How to move to Shift Left

Continuous Testing

The first step to shifting left is to implement continuous testing. The new code needs to be tested as soon as it is written. Continuous testing helps to find defects early before they have a chance to cause problems later in the programming process.

It also helps to improve team communication, as everyone knows the need to test early and often.

To implement continuous testing, you need to set up a separate testing environment from the development environment, which might be challenging. Still, it allows testing new code without affecting the live site.

You also need to automate your testing process so it can run frequently and quickly. Typically, both automated testing and manual testing are needed to successfully shift-left.

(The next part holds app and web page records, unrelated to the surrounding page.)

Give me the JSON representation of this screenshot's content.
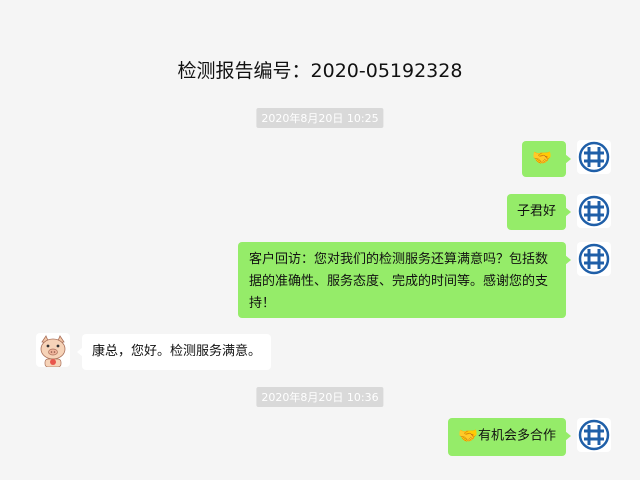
{
  "header": {
    "title": "检测报告编号：2020-05192328"
  },
  "timestamps": [
    "2020年8月20日 10:25",
    "2020年8月20日 10:36"
  ],
  "messages": [
    {
      "emoji": "🤝",
      "text": ""
    },
    {
      "text": "子君好"
    },
    {
      "text": "客户回访：您对我们的检测服务还算满意吗？包括数据的准确性、服务态度、完成的时间等。感谢您的支持！"
    },
    {
      "text": "康总，您好。检测服务满意。"
    },
    {
      "emoji": "🤝",
      "text": "有机会多合作"
    }
  ],
  "icons": {
    "self_avatar": "company-logo-icon",
    "other_avatar": "pig-avatar-icon"
  },
  "colors": {
    "outgoing_bubble": "#95ec69",
    "incoming_bubble": "#ffffff",
    "background": "#f5f5f5",
    "logo_blue": "#1f5fa8"
  }
}
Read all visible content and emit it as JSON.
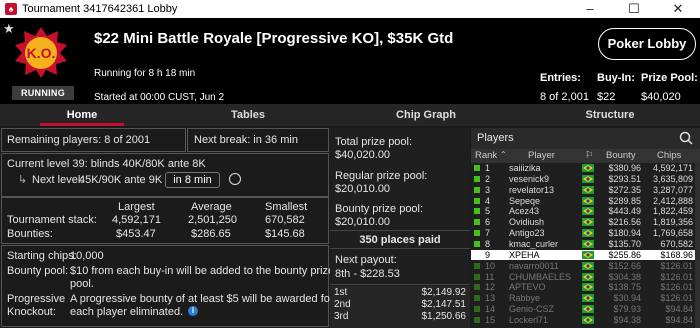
{
  "window": {
    "title": "Tournament 3417642361 Lobby",
    "icon": "pokerstars-icon",
    "minimize": "–",
    "maximize": "☐",
    "close": "✕"
  },
  "header": {
    "tournament_name": "$22 Mini Battle Royale [Progressive KO], $35K Gtd",
    "logo_text": "K.O.",
    "status_badge": "RUNNING",
    "running_for": "Running for 8 h 18 min",
    "started_at": "Started at 00:00 CUST, Jun 2",
    "lobby_button": "Poker Lobby",
    "entries_label": "Entries:",
    "entries_value": "8 of 2,001",
    "buyin_label": "Buy-In:",
    "buyin_value": "$22",
    "prizepool_label": "Prize Pool:",
    "prizepool_value": "$40,020"
  },
  "tabs": [
    "Home",
    "Tables",
    "Chip Graph",
    "Structure"
  ],
  "home": {
    "remaining_players": "Remaining players: 8 of 2001",
    "next_break": "Next break: in 36 min",
    "current_level": "Current level 39:  blinds 40K/80K ante 8K",
    "next_level_label": "Next level:",
    "next_level_value": "45K/90K ante 9K",
    "next_level_time": "in 8 min",
    "stats_headers": [
      "Largest",
      "Average",
      "Smallest"
    ],
    "stack_label": "Tournament stack:",
    "stack_values": [
      "4,592,171",
      "2,501,250",
      "670,582"
    ],
    "bounties_label": "Bounties:",
    "bounties_values": [
      "$453.47",
      "$286.65",
      "$145.68"
    ],
    "starting_chips_label": "Starting chips:",
    "starting_chips_value": "10,000",
    "bounty_pool_label": "Bounty pool:",
    "bounty_pool_line1": "$10 from each buy-in will be added to the bounty prize",
    "bounty_pool_line2": "pool.",
    "progressive_label_1": "Progressive",
    "progressive_label_2": "Knockout:",
    "progressive_line1": "A progressive bounty of at least $5 will be awarded for",
    "progressive_line2": "each player eliminated."
  },
  "prizes": {
    "total_label": "Total prize pool:",
    "total_value": "$40,020.00",
    "regular_label": "Regular prize pool:",
    "regular_value": "$20,010.00",
    "bounty_label": "Bounty prize pool:",
    "bounty_value": "$20,010.00",
    "places_paid": "350 places paid",
    "next_payout_label": "Next payout:",
    "next_payout_value": "8th - $228.53",
    "payouts": [
      {
        "place": "1st",
        "amount": "$2,149.92"
      },
      {
        "place": "2nd",
        "amount": "$2,147.51"
      },
      {
        "place": "3rd",
        "amount": "$1,250.66"
      }
    ]
  },
  "players": {
    "title": "Players",
    "columns": [
      "Rank",
      "Player",
      "Bounty",
      "Chips"
    ],
    "rows": [
      {
        "rank": "1",
        "name": "saiiizika",
        "bounty": "$380.96",
        "chips": "4,592,171",
        "flag": "brazil"
      },
      {
        "rank": "2",
        "name": "vesenick9",
        "bounty": "$293.51",
        "chips": "3,635,809",
        "flag": "brazil"
      },
      {
        "rank": "3",
        "name": "revelator13",
        "bounty": "$272.35",
        "chips": "3,287,077",
        "flag": "brazil"
      },
      {
        "rank": "4",
        "name": "Sepeqe",
        "bounty": "$289.85",
        "chips": "2,412,888",
        "flag": "brazil"
      },
      {
        "rank": "5",
        "name": "Acez43",
        "bounty": "$443.49",
        "chips": "1,822,459",
        "flag": "brazil"
      },
      {
        "rank": "6",
        "name": "Ovidiush",
        "bounty": "$216.56",
        "chips": "1,819,356",
        "flag": "brazil"
      },
      {
        "rank": "7",
        "name": "Antigo23",
        "bounty": "$180.94",
        "chips": "1,769,658",
        "flag": "brazil"
      },
      {
        "rank": "8",
        "name": "kmac_curler",
        "bounty": "$135.70",
        "chips": "670,582",
        "flag": "brazil"
      },
      {
        "rank": "9",
        "name": "XPEHA",
        "bounty": "$255.86",
        "chips": "$168.96",
        "flag": "brazil"
      },
      {
        "rank": "10",
        "name": "navarro0011",
        "bounty": "$152.66",
        "chips": "$126.01",
        "flag": "brazil"
      },
      {
        "rank": "11",
        "name": "CHUMBAELES",
        "bounty": "$304.38",
        "chips": "$126.01",
        "flag": "brazil"
      },
      {
        "rank": "12",
        "name": "APTEVO",
        "bounty": "$138.75",
        "chips": "$126.01",
        "flag": "brazil"
      },
      {
        "rank": "13",
        "name": "Rabbye",
        "bounty": "$30.94",
        "chips": "$126.01",
        "flag": "brazil"
      },
      {
        "rank": "14",
        "name": "Genio-CSZ",
        "bounty": "$79.93",
        "chips": "$94.84",
        "flag": "brazil"
      },
      {
        "rank": "15",
        "name": "Lockerl71",
        "bounty": "$94.38",
        "chips": "$94.84",
        "flag": "brazil"
      }
    ]
  },
  "colors": {
    "accent": "#c8102e",
    "active_player": "#44c21b",
    "flag_green": "#1e9c3a",
    "flag_yellow": "#f5d30f"
  }
}
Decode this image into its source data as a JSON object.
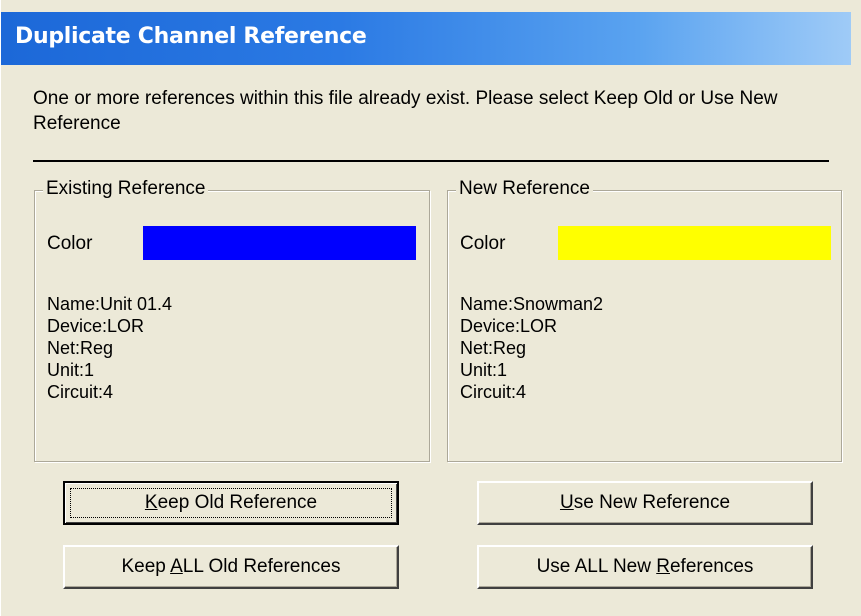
{
  "title": "Duplicate Channel Reference",
  "message": "One or more references within this file already exist.  Please select Keep Old or Use New Reference",
  "existing": {
    "legend": "Existing Reference",
    "color_label": "Color",
    "color": "#0000ff",
    "lines": [
      "Name:Unit 01.4",
      "Device:LOR",
      "Net:Reg",
      "Unit:1",
      "Circuit:4"
    ]
  },
  "new": {
    "legend": "New Reference",
    "color_label": "Color",
    "color": "#ffff00",
    "lines": [
      "Name:Snowman2",
      "Device:LOR",
      "Net:Reg",
      "Unit:1",
      "Circuit:4"
    ]
  },
  "buttons": {
    "keep_old": {
      "before": "",
      "mnemonic": "K",
      "after": "eep Old Reference"
    },
    "use_new": {
      "before": "",
      "mnemonic": "U",
      "after": "se New Reference"
    },
    "keep_all_old": {
      "before": "Keep ",
      "mnemonic": "A",
      "after": "LL Old References"
    },
    "use_all_new": {
      "before": "Use ALL New ",
      "mnemonic": "R",
      "after": "eferences"
    }
  }
}
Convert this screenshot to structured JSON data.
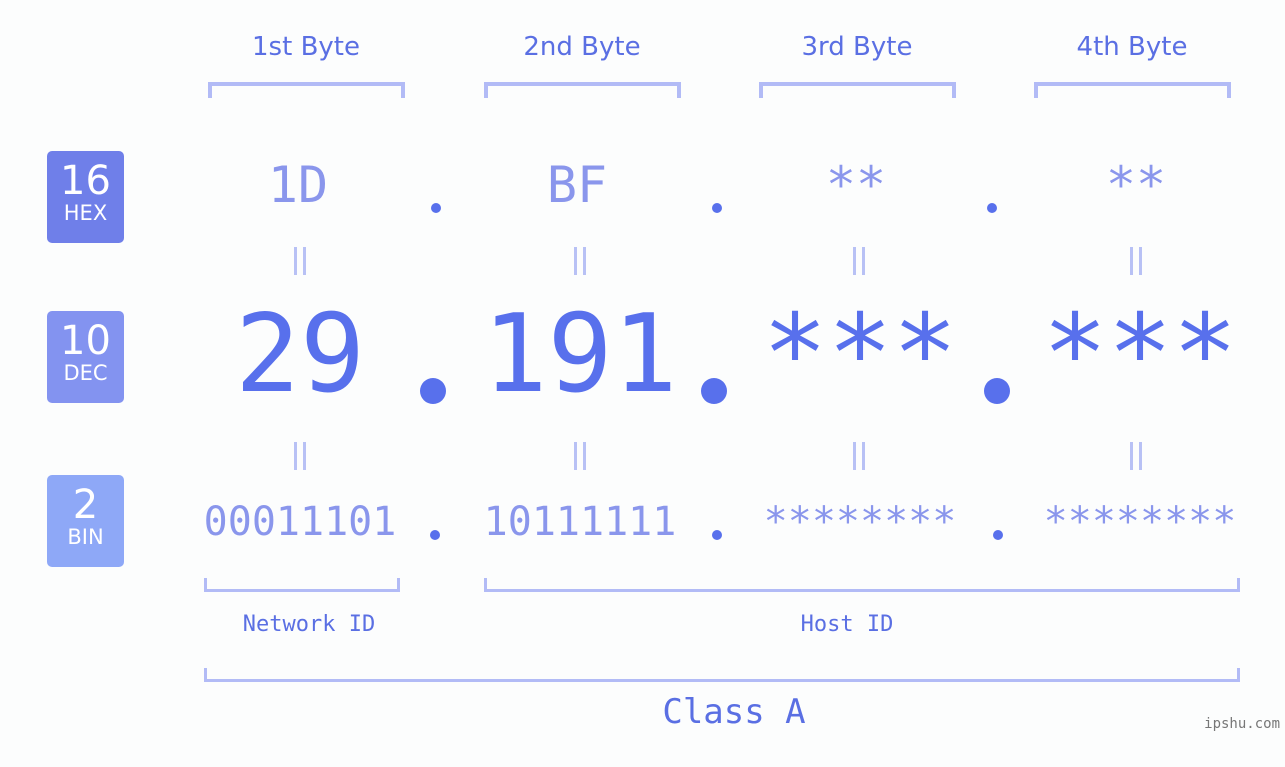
{
  "bytes": [
    {
      "header": "1st Byte",
      "hex": "1D",
      "dec": "29",
      "bin": "00011101"
    },
    {
      "header": "2nd Byte",
      "hex": "BF",
      "dec": "191",
      "bin": "10111111"
    },
    {
      "header": "3rd Byte",
      "hex": "**",
      "dec": "***",
      "bin": "********"
    },
    {
      "header": "4th Byte",
      "hex": "**",
      "dec": "***",
      "bin": "********"
    }
  ],
  "rows": {
    "hex": {
      "base": "16",
      "label": "HEX"
    },
    "dec": {
      "base": "10",
      "label": "DEC"
    },
    "bin": {
      "base": "2",
      "label": "BIN"
    }
  },
  "ids": {
    "network": "Network ID",
    "host": "Host ID"
  },
  "class_label": "Class A",
  "watermark": "ipshu.com",
  "colors": {
    "accent": "#5870ec",
    "light_text": "#8a96ec",
    "bracket": "#b2bbf6",
    "badge_hex": "#6f7fe9",
    "badge_dec": "#8393f0",
    "badge_bin": "#8ea8f7"
  }
}
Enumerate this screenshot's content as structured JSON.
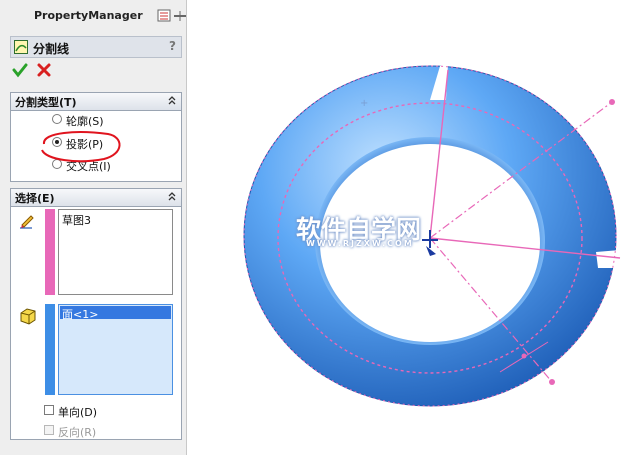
{
  "property_manager": {
    "title": "PropertyManager",
    "feature_name": "分割线",
    "help": "?"
  },
  "split_type_group": {
    "label": "分割类型(T)",
    "options": [
      {
        "label": "轮廓(S)",
        "selected": false
      },
      {
        "label": "投影(P)",
        "selected": true
      },
      {
        "label": "交叉点(I)",
        "selected": false
      }
    ]
  },
  "selection_group": {
    "label": "选择(E)",
    "sketch_list": [
      "草图3"
    ],
    "face_list": [
      "面<1>"
    ],
    "checkboxes": [
      {
        "label": "单向(D)",
        "checked": false,
        "enabled": true
      },
      {
        "label": "反向(R)",
        "checked": false,
        "enabled": false
      }
    ]
  },
  "colors": {
    "torus_blue": "#4f9bf0",
    "sketch_pink": "#e868b8",
    "face_blue": "#3d8ee6",
    "annotation_red": "#e0141e"
  },
  "watermark": {
    "title": "软件自学网",
    "url": "WWW.RJZXW.COM"
  }
}
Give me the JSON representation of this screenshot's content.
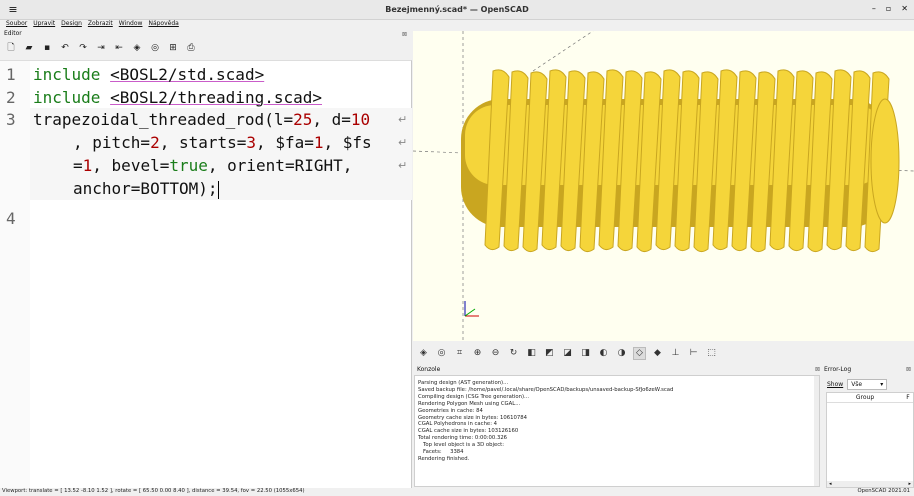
{
  "window": {
    "title": "Bezejmenný.scad* — OpenSCAD",
    "menu_icon": "hamburger-icon"
  },
  "menu": [
    "Soubor",
    "Upravit",
    "Design",
    "Zobrazit",
    "Window",
    "Nápověda"
  ],
  "editor": {
    "title": "Editor",
    "toolbar_icons": [
      "new-icon",
      "open-icon",
      "save-icon",
      "undo-icon",
      "redo-icon",
      "indent-icon",
      "unindent-icon",
      "preview-icon",
      "render-icon",
      "export-stl-icon",
      "send-to-print-icon"
    ],
    "line_numbers": [
      "1",
      "2",
      "3",
      "4"
    ],
    "line1": {
      "kw": "include",
      "arg": "<BOSL2/std.scad>"
    },
    "line2": {
      "kw": "include",
      "arg": "<BOSL2/threading.scad>"
    },
    "line3": {
      "fn": "trapezoidal_threaded_rod(",
      "p1": "l=",
      "v1": "25",
      "p2": ", d=",
      "v2": "10",
      "p3": ", pitch=",
      "v3": "2",
      "p4": ", starts=",
      "v4": "3",
      "p5": ", $fa=",
      "v5": "1",
      "p6": ", $fs",
      "p7": "=",
      "v7": "1",
      "p8": ", bevel=",
      "v8": "true",
      "p9": ", orient=RIGHT,",
      "p10": "anchor=BOTTOM);"
    }
  },
  "viewport_toolbar": [
    "preview-icon",
    "render-icon",
    "view-all-icon",
    "zoom-in-icon",
    "zoom-out-icon",
    "reset-view-icon",
    "view-right-icon",
    "view-top-icon",
    "view-bottom-icon",
    "view-left-icon",
    "view-front-icon",
    "view-back-icon",
    "perspective-icon",
    "orthogonal-icon",
    "show-axes-icon",
    "show-scale-icon",
    "show-edges-icon"
  ],
  "console": {
    "title": "Konzole",
    "lines": [
      "Parsing design (AST generation)...",
      "Saved backup file: /home/pavel/.local/share/OpenSCAD/backups/unsaved-backup-SfJo6zeW.scad",
      "Compiling design (CSG Tree generation)...",
      "Rendering Polygon Mesh using CGAL...",
      "Geometries in cache: 84",
      "Geometry cache size in bytes: 10610784",
      "CGAL Polyhedrons in cache: 4",
      "CGAL cache size in bytes: 103126160",
      "Total rendering time: 0:00:00.326",
      "   Top level object is a 3D object:",
      "   Facets:     3384",
      "Rendering finished."
    ]
  },
  "error_log": {
    "title": "Error-Log",
    "show_label": "Show",
    "show_value": "Vše",
    "col_group": "Group",
    "col_f": "F"
  },
  "status": {
    "left": "Viewport: translate = [ 13.52 -8.10 1.52 ], rotate = [ 65.50 0.00 8.40 ], distance = 39.54, fov = 22.50 (1055x654)",
    "right": "OpenSCAD 2021.01"
  },
  "colors": {
    "model": "#f5d53a",
    "model_shadow": "#c9a620",
    "viewport_bg": "#fffff0",
    "keyword": "#1a7d1a",
    "number": "#aa0000"
  }
}
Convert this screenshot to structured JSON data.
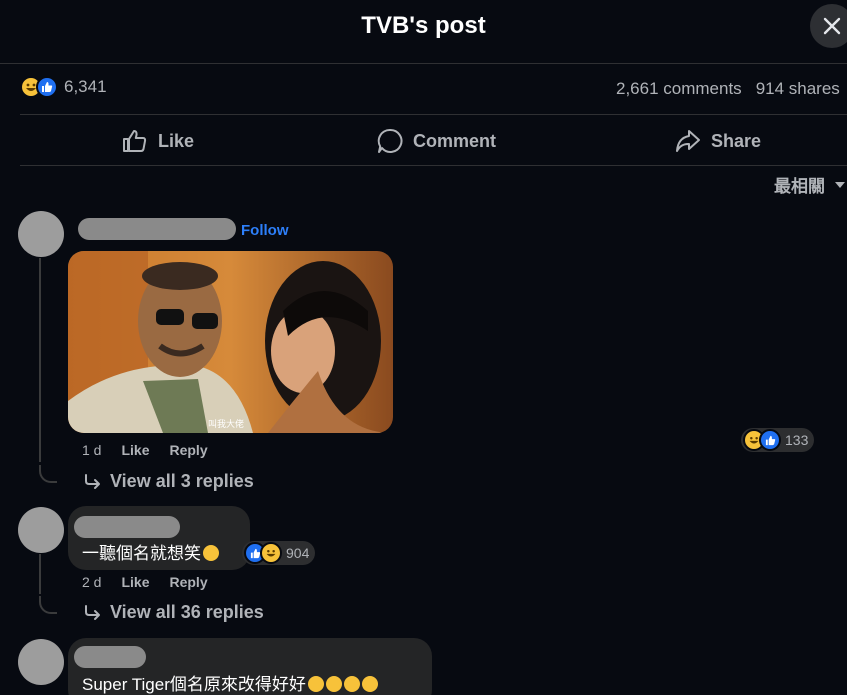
{
  "header": {
    "title": "TVB's post"
  },
  "stats": {
    "reaction_count": "6,341",
    "comments": "2,661 comments",
    "shares": "914 shares"
  },
  "actions": {
    "like": "Like",
    "comment": "Comment",
    "share": "Share"
  },
  "sort": {
    "label": "最相關"
  },
  "comments": [
    {
      "follow": "Follow",
      "image_caption": "叫我大佬",
      "time": "1 d",
      "like": "Like",
      "reply": "Reply",
      "reaction_count": "133",
      "view_replies": "View all 3 replies"
    },
    {
      "text": "一聽個名就想笑",
      "time": "2 d",
      "like": "Like",
      "reply": "Reply",
      "reaction_count": "904",
      "view_replies": "View all 36 replies"
    },
    {
      "text": "Super Tiger個名原來改得好好"
    }
  ],
  "colors": {
    "background": "#070a11",
    "accent_blue": "#2d7ff9",
    "like_blue": "#1f6ff0",
    "haha_yellow": "#f7c23a"
  },
  "icons": [
    "close-icon",
    "haha-reaction-icon",
    "like-reaction-icon",
    "thumbs-up-icon",
    "comment-bubble-icon",
    "share-arrow-icon",
    "caret-down-icon",
    "reply-arrow-icon",
    "rofl-emoji-icon",
    "grin-emoji-icon"
  ]
}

Many tools are available to help with this, such as Selenium, SoapUI, and TestComplete.

Continuous Deployment

Continuous deployment is the next step to shifting left. Once the code has been tested and approved, it deploys automatically to the live site.

This step speeds up development by allowing new features to be released sooner. It also helps to reduce the risk of errors, as there is no need to deploy code manually. Using this ideology, application users can see updates faster.

To implement the continuous deployment, you must set up a continuous integration and delivery (CI/CD) pipeline. It is a series of tools and processes that automate the code deployment process.

Many CI/CD tools are available, such as Jenkins, Bamboo, and TeamCity.

Continuous Feedback

The final step to shifting left is to implement continuous feedback. The teams should regularly provide feedback on the code to improve it.

Demand planning, product backlog grooming, and sprint planning are all activities that help provide code feedback.

By doing this, teams can identify defects early and report them to the programming team.

Is Shift Left always appropriate?

The main aim of shifting left is to improve quality and efficiency. However, it’s not always appropriate for every organization.

Shift left may not be advantageous if the organization already has a good testing process.

It’s also important to remember that shift left is just one part of DevOps. There are other essential aspects, such as continuous delivery and constant deployment.

So, while shift left can help improve quality and efficiency, it’s not the only thing organizations need to do to succeed.

Final Thoughts: Why DevOps recommends Shift-Left testing principles

The Shift Left principle refers to moving testing earlier in the software development life cycle to find defects and fix them before they can cause problems in production.

It helps improve quality, efficiency, and communication between teams. However, it’s not always appropriate for every organization.

Overall, it’s easier and less expensive to fix a defect early on. So, by shifting left and focusing on quality from the beginning, you can avoid having to fix defects later, saving you time and money.

FAQs

What is the shift left testing in agile?

Agile testing is an iterative approach to program testing that helps teams deliver high-quality applications faster. A principle of agile testing is shift left testing which means moving testing activities earlier in the programming phase.

Which test automation tools are used for automated tests?

Many test automation tools are available on the market, such as Selenium, Cypress, UFT, Postman, or ReadyAPI.

How do I create a test automation framework?

There is no one-size-fits-all answer to this question, as your team’s best test automation framework will depend on your specific needs and requirements.

However, some tips on creating a test framework include using a programming language that is easy to learn and use, choosing a tool with good documentation and support, and designing.

Is security testing part of the testing?

Security testing is a program testing designed to identify security risks in an application and ensure that data and resources are protected from unauthorized access. Security testing is critical to the application development cycle, as it can help prevent serious security breaches.

What are the types of performance testing?

There are many types of performance testing, such as load testing, stress testing, capacity testing, and scalability testing.